**What the exercise asks**
In the entries below, count every line containing "likes". Return the number and nothing else.

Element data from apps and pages
============================================================
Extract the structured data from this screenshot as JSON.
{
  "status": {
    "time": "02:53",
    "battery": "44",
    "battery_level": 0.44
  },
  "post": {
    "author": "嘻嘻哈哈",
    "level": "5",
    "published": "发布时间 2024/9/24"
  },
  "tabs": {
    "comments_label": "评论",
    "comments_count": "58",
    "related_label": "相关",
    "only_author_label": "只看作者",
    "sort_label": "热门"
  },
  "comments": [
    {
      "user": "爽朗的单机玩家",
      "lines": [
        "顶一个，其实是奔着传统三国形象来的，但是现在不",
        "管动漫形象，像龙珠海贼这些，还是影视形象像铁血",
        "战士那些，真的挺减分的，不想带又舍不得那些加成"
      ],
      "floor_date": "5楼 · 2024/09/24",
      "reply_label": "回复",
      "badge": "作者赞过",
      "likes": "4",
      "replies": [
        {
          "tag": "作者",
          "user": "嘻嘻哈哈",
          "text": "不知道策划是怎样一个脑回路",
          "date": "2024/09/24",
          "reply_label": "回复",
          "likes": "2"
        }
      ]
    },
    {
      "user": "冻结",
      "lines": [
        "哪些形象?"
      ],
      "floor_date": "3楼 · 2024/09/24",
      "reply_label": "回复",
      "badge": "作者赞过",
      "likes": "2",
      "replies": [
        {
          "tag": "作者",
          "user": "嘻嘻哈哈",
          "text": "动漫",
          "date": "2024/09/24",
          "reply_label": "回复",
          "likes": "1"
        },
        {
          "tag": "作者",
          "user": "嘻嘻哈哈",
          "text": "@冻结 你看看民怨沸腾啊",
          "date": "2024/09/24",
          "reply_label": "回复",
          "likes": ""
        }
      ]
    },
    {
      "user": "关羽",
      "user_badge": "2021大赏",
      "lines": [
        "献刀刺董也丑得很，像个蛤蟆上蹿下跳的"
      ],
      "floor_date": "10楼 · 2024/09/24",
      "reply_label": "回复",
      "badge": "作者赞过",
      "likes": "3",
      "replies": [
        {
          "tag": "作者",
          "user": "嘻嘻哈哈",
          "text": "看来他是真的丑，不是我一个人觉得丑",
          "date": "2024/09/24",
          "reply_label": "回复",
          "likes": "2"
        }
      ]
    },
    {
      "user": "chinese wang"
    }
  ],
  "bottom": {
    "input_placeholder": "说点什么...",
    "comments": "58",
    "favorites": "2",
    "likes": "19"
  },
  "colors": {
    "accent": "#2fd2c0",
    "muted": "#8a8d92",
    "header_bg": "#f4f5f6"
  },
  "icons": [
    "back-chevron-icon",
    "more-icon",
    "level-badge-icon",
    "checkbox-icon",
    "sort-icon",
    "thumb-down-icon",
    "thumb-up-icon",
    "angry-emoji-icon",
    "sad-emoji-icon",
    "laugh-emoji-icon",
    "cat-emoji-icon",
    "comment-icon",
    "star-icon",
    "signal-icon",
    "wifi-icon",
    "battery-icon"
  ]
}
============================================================
**Result of this task**
8